However, on September 25, 2015, DOS published a new Visa Bulletin with amended cutoff dates. The filing dates backed up as much as 2 years in some cases. This means that thousands of people who have spent the last 2 weeks preparing to file I-485 applications in October are now no longer eligible to do so. This is a terrible disappointment for those individuals. Spouses who thought that they would, at long last, be able to apply for work authorization in the U.S. will now not be able to. In addition, would-be I-485 applicants who thought that they would qualify to change employers under AC21's permanent portability provisions now will not be able to do so. The American Immigration Lawyers Association (“AILA”) has issued a press release to this effect.
The last time (and the only time in our recollection) that the Department of State attempted to revise the Visa Bulletin after its publication was July 2007. In that case, as a result of infighting between USCIS and DOS with regard to allocation of visa numbers, the State Department issued a Visa Bulletin showing that all employment-based visa classifications were “current,” which opened the floodgates and permitted thousands upon thousands of individuals to apply for adjustment of status even though it would be many years before a visa number would actually be available for them. (We actually still have some pending I-485s that we filed in July 2007, though most have been approved within the last couple of years.) In that case, DOS attempted to revise the Visa Bulletin after the beginning of July in order to establish new cutoff dates on July 2nd, but were prevented from doing so by litigation.
This case is different from July 2007 in that DOS has published the updated Visa Bulletin in September, i.e., in advance of its effective date rather than in the middle of the month in which it is effective. While that is in some ways better, it does not change the fact that people laid concrete plans in reliance on a Visa Bulletin that is not supposed to change.

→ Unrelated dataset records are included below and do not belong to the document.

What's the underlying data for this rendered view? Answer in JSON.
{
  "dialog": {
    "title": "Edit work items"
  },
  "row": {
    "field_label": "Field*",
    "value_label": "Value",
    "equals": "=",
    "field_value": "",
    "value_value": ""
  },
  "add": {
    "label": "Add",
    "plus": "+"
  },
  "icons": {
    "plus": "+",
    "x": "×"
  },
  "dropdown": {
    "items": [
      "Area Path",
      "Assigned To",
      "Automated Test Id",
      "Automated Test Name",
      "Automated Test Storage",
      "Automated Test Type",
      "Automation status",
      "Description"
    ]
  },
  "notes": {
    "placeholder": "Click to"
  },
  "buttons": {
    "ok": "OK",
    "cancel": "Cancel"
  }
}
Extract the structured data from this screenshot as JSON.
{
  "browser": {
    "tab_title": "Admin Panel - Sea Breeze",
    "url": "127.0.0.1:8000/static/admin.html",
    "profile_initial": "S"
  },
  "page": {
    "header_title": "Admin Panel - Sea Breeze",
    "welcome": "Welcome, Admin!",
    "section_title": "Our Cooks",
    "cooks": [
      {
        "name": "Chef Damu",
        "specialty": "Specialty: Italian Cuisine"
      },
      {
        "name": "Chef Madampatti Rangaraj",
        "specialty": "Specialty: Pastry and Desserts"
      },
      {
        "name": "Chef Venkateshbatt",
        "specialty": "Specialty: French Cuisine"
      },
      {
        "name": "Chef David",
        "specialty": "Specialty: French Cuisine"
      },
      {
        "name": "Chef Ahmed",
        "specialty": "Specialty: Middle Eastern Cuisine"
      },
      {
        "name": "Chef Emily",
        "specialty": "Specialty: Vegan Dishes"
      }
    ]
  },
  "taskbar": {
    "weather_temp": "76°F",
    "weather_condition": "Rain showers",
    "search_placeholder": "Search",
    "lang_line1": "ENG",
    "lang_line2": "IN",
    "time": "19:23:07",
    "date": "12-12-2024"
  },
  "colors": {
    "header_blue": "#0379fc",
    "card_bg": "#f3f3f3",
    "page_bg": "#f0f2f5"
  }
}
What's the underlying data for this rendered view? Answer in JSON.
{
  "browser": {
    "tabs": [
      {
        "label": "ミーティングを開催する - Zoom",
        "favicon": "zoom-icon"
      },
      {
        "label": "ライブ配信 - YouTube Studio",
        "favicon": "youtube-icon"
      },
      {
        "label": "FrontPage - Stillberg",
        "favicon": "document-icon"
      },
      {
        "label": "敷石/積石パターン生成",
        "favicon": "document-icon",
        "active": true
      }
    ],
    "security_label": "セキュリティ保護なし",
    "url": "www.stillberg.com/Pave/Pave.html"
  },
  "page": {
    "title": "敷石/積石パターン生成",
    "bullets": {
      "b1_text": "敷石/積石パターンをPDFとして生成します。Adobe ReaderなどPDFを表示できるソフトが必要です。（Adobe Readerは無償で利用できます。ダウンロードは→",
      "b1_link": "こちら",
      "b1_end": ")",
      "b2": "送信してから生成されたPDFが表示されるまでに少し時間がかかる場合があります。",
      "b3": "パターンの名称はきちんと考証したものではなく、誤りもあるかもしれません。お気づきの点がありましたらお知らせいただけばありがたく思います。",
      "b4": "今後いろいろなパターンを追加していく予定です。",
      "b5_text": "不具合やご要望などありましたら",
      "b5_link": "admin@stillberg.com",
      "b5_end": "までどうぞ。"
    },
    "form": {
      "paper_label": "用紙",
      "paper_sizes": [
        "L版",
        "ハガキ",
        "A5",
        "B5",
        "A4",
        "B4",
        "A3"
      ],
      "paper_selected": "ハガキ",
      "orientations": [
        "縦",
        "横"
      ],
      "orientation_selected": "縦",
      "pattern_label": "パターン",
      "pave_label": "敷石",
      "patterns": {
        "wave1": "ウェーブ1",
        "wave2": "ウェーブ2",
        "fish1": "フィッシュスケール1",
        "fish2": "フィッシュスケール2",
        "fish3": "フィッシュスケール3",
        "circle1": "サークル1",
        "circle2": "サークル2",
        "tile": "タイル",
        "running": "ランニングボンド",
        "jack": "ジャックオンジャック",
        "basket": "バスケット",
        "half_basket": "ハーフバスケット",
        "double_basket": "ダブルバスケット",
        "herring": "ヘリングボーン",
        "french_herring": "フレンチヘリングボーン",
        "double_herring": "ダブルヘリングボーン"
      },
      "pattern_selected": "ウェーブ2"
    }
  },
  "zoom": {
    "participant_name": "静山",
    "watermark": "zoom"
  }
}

This case is also different from July 2007 in that bringing litigation may have serious unintended negative consequences. We are grateful for DOS's new two-track Visa Bulletin system, with the separate cutoff dates for filing and adjudication of immigrant visa applications and do not want to see that system rescinded. It is possible that if someone sues DOS over the change in the Visa Bulletin on September 25, that DOS will not revert to the prior cutoff dates from the September 10th Visa Bulletin, but will do away with the two-track system entirely, which would not be beneficial to applicants.